3. Bob Baffert’s Contingent
So far in this blog I’ve largely ignored the 3-year-olds from trainer Bob Baffert’s barn as they are not eligible to earn qualifying points and ineligible for the Kentucky Derby due to Medina Spirit’s disqualification in 2021. Over the last few weeks, I have not heard of any Baffert-trained 3-year-olds being transferred to different trainers to prep for the Derby, Baffert’s legal appeals have not gained any traction, and his runners have frankly disappointed on the racetrack.

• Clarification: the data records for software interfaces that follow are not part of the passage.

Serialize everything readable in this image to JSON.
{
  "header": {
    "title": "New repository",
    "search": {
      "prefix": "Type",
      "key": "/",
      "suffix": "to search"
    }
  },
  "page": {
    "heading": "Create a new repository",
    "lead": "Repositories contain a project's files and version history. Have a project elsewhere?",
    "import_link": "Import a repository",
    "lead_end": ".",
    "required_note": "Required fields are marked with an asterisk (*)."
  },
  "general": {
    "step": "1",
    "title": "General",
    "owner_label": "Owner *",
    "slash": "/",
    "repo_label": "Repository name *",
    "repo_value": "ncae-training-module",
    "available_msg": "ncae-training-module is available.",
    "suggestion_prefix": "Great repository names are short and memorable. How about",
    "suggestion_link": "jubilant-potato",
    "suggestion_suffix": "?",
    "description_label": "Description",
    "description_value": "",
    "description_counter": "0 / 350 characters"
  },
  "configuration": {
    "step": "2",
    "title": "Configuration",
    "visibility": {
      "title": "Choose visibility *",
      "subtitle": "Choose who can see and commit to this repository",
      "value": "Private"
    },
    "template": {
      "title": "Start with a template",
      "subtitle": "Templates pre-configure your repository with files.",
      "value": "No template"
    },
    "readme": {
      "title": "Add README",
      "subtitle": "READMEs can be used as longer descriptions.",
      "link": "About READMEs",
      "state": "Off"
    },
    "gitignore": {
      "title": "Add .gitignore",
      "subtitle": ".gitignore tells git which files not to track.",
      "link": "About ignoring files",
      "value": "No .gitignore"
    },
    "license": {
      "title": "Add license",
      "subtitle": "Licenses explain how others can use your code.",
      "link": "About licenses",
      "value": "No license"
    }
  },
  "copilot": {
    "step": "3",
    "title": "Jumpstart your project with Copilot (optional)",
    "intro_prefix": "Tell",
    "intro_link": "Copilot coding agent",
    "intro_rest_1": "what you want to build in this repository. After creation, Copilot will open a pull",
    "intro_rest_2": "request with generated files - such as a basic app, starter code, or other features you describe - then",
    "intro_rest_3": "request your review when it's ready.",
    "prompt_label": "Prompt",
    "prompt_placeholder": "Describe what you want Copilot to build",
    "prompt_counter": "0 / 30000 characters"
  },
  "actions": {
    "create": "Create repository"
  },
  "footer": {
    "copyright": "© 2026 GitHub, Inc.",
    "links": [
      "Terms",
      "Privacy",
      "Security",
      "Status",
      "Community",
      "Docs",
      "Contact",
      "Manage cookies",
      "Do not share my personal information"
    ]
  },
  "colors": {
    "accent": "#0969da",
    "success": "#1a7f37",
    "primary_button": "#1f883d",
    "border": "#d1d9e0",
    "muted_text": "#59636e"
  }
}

Southwest Stakes winner Newgrange ran sixth as the 4-5 favorite in the Rebel Stakes Feb. 26; Grade 3 winner Rockefeller shipped to New York and was last of 10 in the Gotham Stakes on March 5; and Forbidden Kingdom overwhelmed six runners, including a pair of Baffert 3-year-olds, in the San Felipe Stakes March 5. It’s possible a 3-year-old from Baffert’s barn could move to a different trainer and still make the Kentucky Derby, but it looks increasingly unlikely considering where we stand in the middle of March.